_RAW DATA_

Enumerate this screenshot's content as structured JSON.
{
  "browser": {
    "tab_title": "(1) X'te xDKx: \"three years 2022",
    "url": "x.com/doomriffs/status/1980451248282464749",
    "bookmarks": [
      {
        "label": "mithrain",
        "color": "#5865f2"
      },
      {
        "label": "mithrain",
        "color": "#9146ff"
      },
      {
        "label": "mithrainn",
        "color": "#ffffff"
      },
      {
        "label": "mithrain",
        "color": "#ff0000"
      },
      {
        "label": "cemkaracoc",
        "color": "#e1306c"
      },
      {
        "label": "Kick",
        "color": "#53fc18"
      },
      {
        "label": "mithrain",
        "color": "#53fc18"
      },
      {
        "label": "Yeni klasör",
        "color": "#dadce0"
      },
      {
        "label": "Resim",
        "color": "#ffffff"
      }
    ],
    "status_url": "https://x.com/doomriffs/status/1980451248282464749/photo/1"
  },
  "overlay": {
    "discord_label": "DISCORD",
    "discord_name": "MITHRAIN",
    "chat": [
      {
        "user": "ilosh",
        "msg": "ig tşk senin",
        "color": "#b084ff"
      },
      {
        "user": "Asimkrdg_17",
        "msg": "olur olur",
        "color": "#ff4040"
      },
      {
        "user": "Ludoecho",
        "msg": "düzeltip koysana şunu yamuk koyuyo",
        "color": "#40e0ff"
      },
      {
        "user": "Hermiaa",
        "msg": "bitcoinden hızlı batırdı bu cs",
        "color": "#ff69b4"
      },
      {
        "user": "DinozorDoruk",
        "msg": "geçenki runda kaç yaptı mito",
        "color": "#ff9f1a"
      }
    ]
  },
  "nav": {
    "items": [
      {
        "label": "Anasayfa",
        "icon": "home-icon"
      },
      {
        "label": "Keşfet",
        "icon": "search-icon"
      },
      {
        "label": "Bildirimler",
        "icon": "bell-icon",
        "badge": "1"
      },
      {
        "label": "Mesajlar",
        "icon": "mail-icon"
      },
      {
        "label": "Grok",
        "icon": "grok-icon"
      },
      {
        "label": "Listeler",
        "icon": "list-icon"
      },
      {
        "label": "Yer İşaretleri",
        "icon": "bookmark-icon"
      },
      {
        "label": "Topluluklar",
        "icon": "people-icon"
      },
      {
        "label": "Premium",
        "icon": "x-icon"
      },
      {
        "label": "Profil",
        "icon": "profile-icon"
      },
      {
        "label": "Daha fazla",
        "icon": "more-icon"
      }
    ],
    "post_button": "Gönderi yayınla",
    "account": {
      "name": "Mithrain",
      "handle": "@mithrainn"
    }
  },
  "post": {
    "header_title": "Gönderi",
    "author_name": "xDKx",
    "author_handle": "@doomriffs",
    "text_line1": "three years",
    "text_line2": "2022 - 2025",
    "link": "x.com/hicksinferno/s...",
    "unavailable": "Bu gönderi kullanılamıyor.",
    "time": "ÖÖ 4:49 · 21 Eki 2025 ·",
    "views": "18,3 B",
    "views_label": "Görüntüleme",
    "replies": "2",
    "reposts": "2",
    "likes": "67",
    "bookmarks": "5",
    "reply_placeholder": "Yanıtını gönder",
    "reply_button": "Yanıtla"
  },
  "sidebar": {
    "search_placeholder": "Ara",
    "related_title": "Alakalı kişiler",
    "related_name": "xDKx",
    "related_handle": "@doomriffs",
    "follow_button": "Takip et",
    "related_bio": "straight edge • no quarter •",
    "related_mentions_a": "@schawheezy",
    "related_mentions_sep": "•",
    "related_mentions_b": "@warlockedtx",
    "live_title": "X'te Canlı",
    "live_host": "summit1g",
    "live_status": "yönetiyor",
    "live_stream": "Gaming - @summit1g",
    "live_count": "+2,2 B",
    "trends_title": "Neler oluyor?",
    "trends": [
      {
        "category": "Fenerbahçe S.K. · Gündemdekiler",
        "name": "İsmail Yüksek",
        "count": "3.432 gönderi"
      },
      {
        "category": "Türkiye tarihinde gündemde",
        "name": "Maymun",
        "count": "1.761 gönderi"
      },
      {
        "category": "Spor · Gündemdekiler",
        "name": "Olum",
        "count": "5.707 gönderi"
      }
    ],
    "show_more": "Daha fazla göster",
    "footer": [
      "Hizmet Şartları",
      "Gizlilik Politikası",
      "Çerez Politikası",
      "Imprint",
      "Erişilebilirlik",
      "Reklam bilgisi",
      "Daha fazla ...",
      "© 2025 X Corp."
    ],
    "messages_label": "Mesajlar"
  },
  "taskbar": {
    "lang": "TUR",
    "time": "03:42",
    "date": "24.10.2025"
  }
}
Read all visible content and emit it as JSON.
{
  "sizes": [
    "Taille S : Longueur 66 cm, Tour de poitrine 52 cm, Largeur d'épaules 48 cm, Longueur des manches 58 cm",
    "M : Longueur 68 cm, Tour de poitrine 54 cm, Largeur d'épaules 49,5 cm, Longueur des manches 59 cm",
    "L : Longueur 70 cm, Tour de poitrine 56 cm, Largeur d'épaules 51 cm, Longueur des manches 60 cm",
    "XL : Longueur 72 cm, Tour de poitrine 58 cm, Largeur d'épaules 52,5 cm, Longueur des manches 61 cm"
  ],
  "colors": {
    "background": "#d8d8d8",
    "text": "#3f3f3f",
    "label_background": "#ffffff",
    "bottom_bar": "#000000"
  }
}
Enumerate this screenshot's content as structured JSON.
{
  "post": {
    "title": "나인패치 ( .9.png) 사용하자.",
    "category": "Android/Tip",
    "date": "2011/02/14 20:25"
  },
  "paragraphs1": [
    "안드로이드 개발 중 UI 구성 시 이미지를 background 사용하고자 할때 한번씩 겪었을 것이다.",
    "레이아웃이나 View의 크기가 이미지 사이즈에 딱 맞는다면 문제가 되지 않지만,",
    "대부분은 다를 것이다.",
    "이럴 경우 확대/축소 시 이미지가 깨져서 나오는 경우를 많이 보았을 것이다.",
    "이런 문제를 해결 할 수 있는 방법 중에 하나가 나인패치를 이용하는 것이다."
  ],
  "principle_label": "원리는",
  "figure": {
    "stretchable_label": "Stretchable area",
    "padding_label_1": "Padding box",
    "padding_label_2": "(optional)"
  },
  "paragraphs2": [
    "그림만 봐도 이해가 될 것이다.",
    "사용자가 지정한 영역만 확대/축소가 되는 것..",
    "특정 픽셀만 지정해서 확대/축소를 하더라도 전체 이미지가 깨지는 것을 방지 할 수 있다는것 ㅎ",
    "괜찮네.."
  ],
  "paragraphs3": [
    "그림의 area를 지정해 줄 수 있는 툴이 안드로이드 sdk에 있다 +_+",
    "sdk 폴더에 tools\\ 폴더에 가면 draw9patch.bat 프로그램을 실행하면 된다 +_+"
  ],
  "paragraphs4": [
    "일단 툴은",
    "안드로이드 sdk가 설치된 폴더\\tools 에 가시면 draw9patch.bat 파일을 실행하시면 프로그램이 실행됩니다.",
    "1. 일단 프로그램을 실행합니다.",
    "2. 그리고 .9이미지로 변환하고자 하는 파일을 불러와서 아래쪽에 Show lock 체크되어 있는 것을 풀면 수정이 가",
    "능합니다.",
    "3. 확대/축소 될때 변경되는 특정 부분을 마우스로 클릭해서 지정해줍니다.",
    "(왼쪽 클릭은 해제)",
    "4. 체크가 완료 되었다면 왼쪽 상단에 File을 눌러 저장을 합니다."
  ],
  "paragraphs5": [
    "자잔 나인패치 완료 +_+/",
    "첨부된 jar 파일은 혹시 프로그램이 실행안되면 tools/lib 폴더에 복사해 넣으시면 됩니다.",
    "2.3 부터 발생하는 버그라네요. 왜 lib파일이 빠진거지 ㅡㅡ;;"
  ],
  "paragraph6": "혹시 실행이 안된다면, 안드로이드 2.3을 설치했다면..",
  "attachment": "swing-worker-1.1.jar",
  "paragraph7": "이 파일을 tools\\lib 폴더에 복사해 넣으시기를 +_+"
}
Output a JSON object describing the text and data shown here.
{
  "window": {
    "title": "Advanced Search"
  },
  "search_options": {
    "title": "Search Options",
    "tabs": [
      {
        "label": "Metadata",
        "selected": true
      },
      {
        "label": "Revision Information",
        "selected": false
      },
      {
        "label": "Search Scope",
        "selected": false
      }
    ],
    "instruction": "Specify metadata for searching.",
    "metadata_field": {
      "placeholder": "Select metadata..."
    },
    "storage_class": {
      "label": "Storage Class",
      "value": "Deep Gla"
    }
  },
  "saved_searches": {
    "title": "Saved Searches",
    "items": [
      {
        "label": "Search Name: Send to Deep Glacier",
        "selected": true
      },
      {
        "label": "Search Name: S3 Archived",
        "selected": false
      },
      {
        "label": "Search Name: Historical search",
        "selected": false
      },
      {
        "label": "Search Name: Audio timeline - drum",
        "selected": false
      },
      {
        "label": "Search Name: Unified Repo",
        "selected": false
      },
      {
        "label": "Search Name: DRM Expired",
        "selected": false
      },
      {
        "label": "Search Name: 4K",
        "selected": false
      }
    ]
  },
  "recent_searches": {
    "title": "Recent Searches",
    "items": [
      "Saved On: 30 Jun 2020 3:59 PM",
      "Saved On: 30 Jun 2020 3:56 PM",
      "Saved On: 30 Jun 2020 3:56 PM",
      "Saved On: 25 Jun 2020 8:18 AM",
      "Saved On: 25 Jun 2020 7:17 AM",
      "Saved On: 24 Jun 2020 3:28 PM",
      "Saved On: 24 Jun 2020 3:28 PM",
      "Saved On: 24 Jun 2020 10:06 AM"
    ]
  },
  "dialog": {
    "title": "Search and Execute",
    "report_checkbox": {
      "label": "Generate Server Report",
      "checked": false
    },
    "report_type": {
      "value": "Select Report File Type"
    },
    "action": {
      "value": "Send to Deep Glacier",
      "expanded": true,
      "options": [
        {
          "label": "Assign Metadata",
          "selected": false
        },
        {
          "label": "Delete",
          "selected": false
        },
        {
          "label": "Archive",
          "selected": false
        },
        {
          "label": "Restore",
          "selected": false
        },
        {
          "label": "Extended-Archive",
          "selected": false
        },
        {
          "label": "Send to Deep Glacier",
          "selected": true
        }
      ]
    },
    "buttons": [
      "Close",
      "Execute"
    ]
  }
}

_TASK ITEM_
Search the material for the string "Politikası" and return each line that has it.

_RESPONSE_
      "Gizlilik Politikası",
      "Çerez Politikası",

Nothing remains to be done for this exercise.